Zohar Naim and Barak Weizman: "In planning, we created a connection between the 'global' and the 'local' through architectural choices and materials related to the location, as well as through encounters between Canadian urban life and Holocaust memory that combine 'sacred' and 'profane.' We are delighted to have won for a project that strengthens the connection to Jewish identity, especially at a time when questions arise concerning the identity and essence of the Jewish-democratic state in which we live. On this occasion, we would like to thank our supervisors, Prof. Arch. Eran Neuman and Arch. Dafna Matok for their guidance and support along the way."
This year's MIG Prize challenge was to think about how construction design is redefined in the face of global challenges, including the climate crisis and global pandemics. The proposed project needed to make a clear statement regarding the situation of the locality in which the project would be built, with an emphasis on environmental, cultural, and social aspects. They also had to present their architectural implications in the design while being rooted in the place's past and offering a vision of a possible future.
In addition to awarding the prestigious prize, architect Safdie presented a three-part lecture series exploring the evolution of high-rise modular housing systems – assessing their relative qualities and challenges and the environmental and quality of life issues inherent in the typology.
In his introductory remarks to the lecture series, Prof. Eran Neuman, Dean of Tel Aviv University, noted that "Moshe Safdie is a groundbreaking architect who, already from his first project, Habitat 67 in Montreal, challenged the field of architecture. Today, sixty years later, with projects such as the Crystal Bridges Museum of American Art and Marina Bay Sands in Singapore, he is still fascinating and innovative."

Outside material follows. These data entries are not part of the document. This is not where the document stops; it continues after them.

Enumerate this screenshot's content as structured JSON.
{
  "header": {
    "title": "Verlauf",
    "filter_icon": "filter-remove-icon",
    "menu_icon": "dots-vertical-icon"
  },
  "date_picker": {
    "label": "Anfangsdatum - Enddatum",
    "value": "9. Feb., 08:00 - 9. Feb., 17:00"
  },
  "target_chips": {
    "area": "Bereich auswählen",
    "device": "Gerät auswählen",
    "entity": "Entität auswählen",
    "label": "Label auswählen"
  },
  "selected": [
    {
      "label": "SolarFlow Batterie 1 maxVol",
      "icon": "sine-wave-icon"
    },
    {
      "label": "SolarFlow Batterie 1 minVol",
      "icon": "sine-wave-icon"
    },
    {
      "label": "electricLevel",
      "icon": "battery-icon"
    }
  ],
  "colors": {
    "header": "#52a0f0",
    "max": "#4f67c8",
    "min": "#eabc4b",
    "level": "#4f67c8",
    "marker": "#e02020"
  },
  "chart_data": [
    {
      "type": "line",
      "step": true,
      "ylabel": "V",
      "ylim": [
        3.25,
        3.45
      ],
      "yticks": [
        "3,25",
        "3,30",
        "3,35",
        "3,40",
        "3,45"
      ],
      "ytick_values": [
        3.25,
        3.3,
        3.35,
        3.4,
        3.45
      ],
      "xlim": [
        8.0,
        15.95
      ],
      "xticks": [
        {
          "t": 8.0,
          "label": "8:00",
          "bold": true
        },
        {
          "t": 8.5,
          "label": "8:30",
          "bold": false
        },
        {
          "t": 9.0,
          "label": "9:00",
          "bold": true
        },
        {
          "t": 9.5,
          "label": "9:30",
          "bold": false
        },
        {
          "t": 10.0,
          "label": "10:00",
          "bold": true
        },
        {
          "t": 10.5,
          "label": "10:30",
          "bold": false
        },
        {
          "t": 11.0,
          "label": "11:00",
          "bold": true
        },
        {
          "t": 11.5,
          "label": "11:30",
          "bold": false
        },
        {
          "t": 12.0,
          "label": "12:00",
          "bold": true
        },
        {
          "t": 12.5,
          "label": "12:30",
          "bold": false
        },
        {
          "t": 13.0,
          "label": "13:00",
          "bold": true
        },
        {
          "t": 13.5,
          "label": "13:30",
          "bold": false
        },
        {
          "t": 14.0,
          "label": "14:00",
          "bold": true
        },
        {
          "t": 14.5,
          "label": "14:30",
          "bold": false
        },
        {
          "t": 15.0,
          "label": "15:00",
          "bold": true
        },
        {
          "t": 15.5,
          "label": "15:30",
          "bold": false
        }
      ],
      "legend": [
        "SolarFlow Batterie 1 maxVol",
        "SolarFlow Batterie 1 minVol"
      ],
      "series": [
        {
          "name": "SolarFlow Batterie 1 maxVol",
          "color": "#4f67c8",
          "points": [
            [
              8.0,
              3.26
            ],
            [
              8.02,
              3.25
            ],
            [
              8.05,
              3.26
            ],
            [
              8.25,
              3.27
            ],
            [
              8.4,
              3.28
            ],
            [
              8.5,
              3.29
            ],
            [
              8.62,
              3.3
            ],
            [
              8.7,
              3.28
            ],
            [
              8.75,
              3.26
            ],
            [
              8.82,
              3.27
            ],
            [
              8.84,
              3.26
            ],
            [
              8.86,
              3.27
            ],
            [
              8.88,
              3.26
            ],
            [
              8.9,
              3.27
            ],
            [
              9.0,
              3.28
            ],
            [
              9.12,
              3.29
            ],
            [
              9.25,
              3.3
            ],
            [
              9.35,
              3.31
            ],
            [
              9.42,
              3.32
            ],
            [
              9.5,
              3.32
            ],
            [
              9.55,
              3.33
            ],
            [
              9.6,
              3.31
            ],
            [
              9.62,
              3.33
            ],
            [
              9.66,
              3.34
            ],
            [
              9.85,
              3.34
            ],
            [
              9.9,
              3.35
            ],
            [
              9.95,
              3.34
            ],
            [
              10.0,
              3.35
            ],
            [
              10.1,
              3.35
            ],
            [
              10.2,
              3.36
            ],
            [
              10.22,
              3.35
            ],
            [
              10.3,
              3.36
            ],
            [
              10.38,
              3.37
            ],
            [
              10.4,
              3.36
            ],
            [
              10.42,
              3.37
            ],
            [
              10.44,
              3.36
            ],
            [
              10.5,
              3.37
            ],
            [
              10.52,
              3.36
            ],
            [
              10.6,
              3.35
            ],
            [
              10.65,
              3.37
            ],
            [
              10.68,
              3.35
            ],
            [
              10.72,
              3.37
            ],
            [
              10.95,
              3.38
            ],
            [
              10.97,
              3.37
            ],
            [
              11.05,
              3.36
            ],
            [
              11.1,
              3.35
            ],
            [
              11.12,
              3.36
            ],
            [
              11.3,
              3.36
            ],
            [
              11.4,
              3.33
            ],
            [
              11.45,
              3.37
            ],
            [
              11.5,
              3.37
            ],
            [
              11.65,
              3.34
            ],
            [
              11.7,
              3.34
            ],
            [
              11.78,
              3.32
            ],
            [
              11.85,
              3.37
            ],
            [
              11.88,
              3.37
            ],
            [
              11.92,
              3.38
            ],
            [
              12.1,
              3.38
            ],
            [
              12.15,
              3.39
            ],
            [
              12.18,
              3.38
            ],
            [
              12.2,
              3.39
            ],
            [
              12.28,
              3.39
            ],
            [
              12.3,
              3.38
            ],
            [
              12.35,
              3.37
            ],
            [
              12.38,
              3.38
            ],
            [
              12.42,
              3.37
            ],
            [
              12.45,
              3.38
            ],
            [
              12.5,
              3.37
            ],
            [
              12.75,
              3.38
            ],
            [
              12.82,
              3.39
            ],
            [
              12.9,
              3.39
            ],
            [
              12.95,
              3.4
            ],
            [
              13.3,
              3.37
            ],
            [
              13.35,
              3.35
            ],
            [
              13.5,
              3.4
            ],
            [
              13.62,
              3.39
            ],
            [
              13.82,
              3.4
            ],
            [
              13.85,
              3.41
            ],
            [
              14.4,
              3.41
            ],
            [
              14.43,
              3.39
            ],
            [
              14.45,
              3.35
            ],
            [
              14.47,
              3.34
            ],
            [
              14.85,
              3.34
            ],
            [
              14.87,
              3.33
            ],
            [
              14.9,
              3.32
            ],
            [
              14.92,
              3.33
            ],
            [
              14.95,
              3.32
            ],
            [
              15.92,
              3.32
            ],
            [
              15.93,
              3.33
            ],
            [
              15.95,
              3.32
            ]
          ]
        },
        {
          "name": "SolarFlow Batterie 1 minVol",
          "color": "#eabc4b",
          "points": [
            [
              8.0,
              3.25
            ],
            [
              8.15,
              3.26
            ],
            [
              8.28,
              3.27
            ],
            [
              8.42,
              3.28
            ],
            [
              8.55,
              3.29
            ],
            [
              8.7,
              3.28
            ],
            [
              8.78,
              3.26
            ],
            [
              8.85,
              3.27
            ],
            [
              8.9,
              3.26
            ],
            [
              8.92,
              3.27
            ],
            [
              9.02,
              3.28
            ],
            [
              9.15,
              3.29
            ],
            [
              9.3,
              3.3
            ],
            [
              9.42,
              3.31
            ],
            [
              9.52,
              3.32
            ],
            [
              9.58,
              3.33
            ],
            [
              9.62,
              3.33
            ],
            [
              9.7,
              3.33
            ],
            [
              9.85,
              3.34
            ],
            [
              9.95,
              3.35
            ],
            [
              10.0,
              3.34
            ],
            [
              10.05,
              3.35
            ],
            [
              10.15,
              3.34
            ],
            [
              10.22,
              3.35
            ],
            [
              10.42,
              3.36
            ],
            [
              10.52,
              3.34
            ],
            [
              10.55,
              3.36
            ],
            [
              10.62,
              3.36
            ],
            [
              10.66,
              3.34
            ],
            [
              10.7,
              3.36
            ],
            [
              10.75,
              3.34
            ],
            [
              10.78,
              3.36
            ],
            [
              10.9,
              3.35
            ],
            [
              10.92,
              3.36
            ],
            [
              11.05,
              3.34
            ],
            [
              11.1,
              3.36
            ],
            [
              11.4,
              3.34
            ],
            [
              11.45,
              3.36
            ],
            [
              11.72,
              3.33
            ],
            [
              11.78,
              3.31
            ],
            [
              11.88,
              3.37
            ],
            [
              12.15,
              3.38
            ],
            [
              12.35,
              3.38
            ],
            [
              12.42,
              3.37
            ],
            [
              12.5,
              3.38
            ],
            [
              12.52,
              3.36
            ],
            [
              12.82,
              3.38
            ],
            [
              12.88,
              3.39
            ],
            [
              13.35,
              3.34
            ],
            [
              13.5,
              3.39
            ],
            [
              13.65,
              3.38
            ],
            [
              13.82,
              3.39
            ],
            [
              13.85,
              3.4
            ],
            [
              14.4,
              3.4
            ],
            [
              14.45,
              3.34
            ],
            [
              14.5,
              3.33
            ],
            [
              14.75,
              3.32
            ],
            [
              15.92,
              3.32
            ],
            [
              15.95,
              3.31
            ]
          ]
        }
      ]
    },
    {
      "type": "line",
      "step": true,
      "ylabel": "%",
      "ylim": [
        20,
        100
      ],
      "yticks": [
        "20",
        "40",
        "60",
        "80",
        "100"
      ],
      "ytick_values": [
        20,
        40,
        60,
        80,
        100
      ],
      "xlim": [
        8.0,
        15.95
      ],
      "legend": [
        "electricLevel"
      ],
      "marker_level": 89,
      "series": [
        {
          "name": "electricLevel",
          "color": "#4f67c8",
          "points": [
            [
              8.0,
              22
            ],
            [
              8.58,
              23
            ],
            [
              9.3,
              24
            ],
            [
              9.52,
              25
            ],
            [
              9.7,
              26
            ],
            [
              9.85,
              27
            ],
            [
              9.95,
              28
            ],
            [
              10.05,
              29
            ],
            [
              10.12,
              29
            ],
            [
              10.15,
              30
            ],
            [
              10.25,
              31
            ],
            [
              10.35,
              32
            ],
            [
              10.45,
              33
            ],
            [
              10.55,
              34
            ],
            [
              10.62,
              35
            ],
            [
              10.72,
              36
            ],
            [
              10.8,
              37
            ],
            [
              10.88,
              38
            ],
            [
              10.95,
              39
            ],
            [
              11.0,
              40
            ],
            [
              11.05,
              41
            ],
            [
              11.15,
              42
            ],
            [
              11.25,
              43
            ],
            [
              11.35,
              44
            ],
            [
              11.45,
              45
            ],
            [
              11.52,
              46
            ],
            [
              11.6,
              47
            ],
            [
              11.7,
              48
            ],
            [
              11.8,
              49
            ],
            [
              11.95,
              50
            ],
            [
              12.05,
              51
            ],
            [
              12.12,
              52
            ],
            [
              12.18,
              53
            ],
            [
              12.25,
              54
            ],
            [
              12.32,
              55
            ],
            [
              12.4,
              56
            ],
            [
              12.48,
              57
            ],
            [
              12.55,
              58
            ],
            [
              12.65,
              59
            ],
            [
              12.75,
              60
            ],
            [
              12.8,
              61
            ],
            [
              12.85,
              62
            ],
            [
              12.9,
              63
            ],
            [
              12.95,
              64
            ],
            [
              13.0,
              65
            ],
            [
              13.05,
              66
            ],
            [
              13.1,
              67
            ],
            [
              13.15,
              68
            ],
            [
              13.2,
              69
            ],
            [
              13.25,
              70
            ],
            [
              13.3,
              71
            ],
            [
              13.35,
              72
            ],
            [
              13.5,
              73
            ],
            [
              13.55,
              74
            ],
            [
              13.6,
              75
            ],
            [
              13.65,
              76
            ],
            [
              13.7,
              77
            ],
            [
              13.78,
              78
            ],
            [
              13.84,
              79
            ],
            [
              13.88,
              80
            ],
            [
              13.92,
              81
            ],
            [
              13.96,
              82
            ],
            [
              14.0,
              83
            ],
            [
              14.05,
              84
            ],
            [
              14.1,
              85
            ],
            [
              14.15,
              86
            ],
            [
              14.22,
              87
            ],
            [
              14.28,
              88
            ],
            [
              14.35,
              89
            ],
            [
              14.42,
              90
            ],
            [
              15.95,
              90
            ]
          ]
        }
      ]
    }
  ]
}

Moshe Safdie noted that he wants his buildings "to look as if they have always been there, in order to try to merge the future and the past. This difficult task is an interdependent process of integration and diversity, in which a local design is recognized in the world and constitutes an engine of innovation."